Windows Build Instructions

Common checkout instructions

This page covers Windows-specific setup and configuration. The general checkout instructions cover installing depot tools and checking out the code via git.

Setting up Windows

You must set your Windows system locale to English, or else you may get build errors about “The file contains a character that cannot be represented in the current code page.”

Setting up the environment for Visual Studio

You must build with Visual Studio 2015 Update 2; no other version is supported.

You must have Windows 7 x64 or later. x86 OSs are unsupported.

Getting the compiler toolchain

Follow the appropriate path below:

Open source contributors

As of March 11, 2016 Chromium requires Visual Studio 2015 to build.

Install Visual Studio 2015 Update 2 or later - Community Edition should work if its license is appropriate for you. Use the Custom Install option and select:

  • Visual C++, which will select three sub-categories including MFC
  • Universal Windows Apps Development Tools > Tools
  • Universal Windows Apps Development Tools > Windows 10 SDK (10.0.10586)

You must have the 10586 SDK installed or else you will hit compile errors such as redefined macros.

Run set DEPOT_TOOLS_WIN_TOOLCHAIN=0, or set that variable in your global environment.

Compilation is done through ninja, not Visual Studio.

Google employees

Run: download_from_google_storage --config and follow the authentication instructions. Note that you must authenticate with your credentials, not Enter “0” if asked for a project-id.

Run: gclient sync again to download and install the toolchain automatically.

The toolchain will be in depot_tools\win_toolchain\vs_files\<hash>, and windbg can be found in depot_tools\win_toolchain\vs_files\<hash>\win_sdk\Debuggers.
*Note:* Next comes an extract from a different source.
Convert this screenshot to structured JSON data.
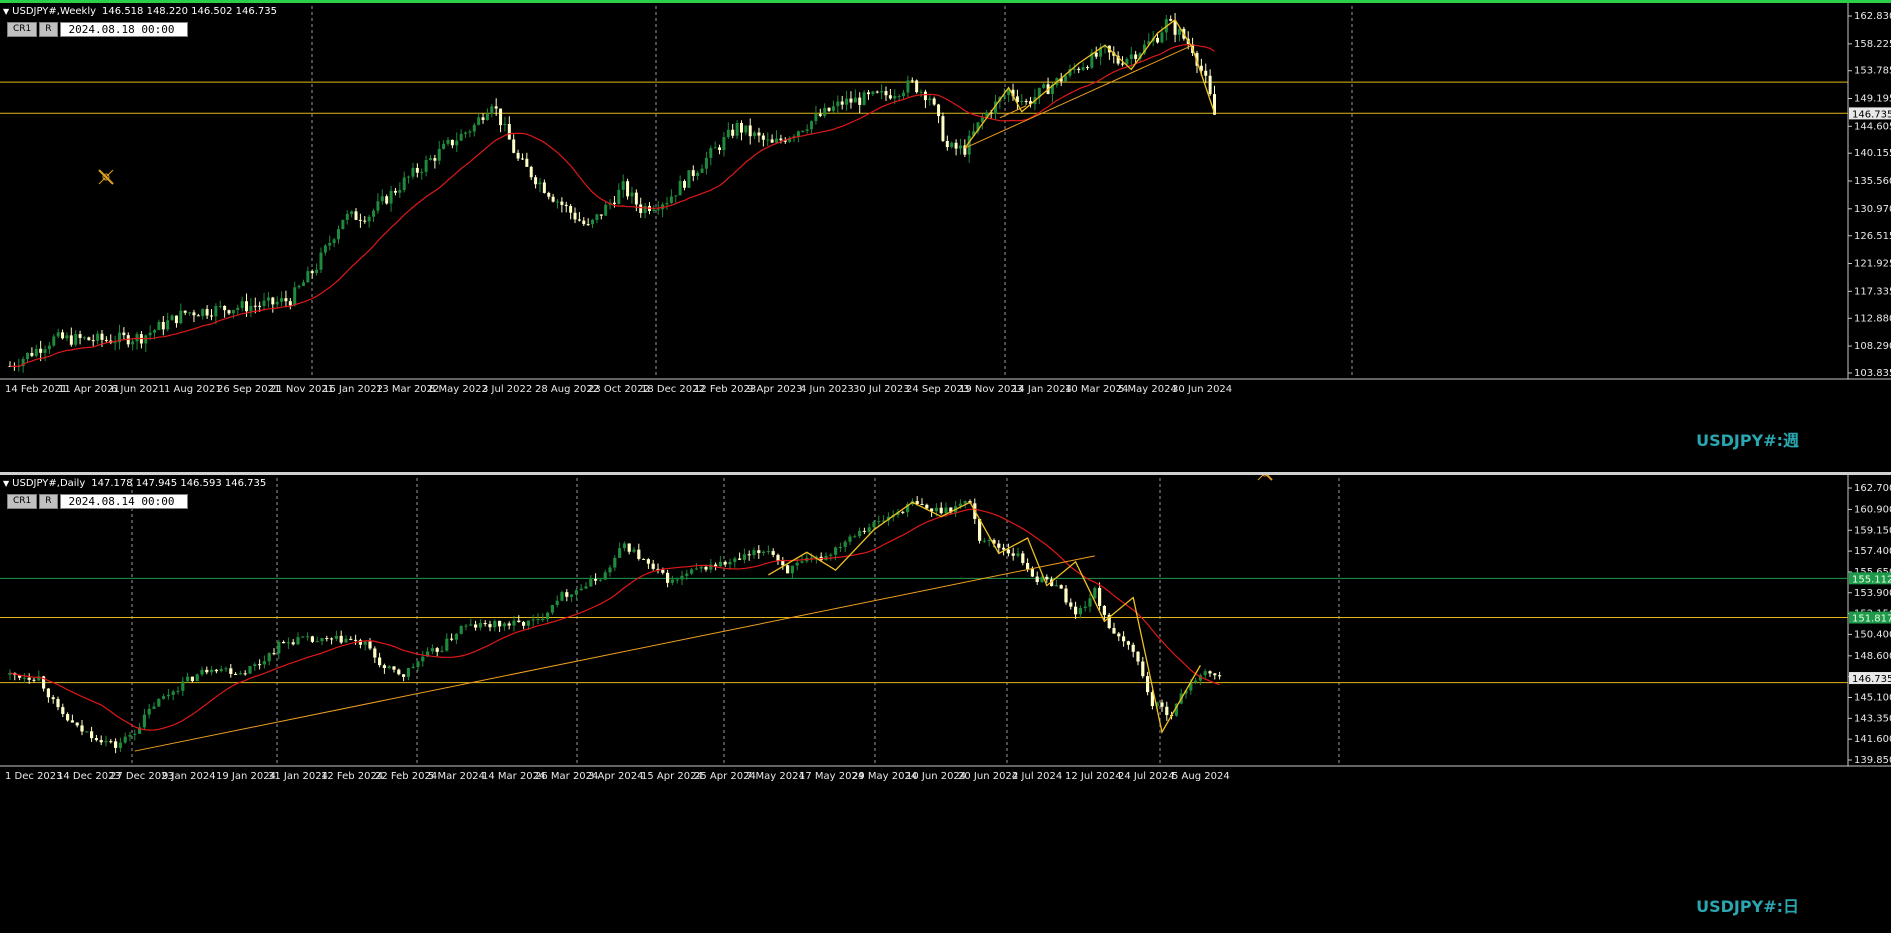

If you want the IDE for debugging and editing, you will need to install it separately, but this is optional and not needed to build Chromium.

Using the Visual Studio IDE

If you want to use the Visual Studio IDE, use the --ide command line argument to gn gen when you generate your output directory (as described on the get the code page):

devenv out\Default\all.sln

GN will produce a file all.sln in your build directory. It will internally use Ninja to compile while still allowing most IDE functions to work (there is no native Visual Studio compilation mode). If you manually run “gen” again you will need to resupply this argument, but normally GN will keep the build and IDE files up to date automatically when you build.

The generated solution will contain several thousand projects and will be very slow to load. Use the --filters argument to restrict generating project files for only the code you're interested in, although this will also limit what files appear in the project explorer. A minimal solution that will let you compile and run Chrome in the IDE but will not show any source files is:

gn gen --ide=vs --filters=//chrome out\Default

There are other options for controlling how the solution is generated, run gn help gen for the current documentation.

Performance tips

  1. Have a lot of fast CPU cores and enough RAM to keep them all busy. (Minimum recommended is 4-8 fast cores and 16-32 GB of RAM)
  2. Reduce file system overhead by excluding build directories from antivirus and indexing software.
  3. Store the build tree on a fast disk (preferably SSD).
  4. If you are primarily going to be doing debug development builds, you should use the component build. Set the build arg is_component_build = true. This will generate many DLLs and enable incremental linking, which makes linking much faster in Debug.

Still, expect build times of 30 minutes to 2 hours when everything has to be recompiled.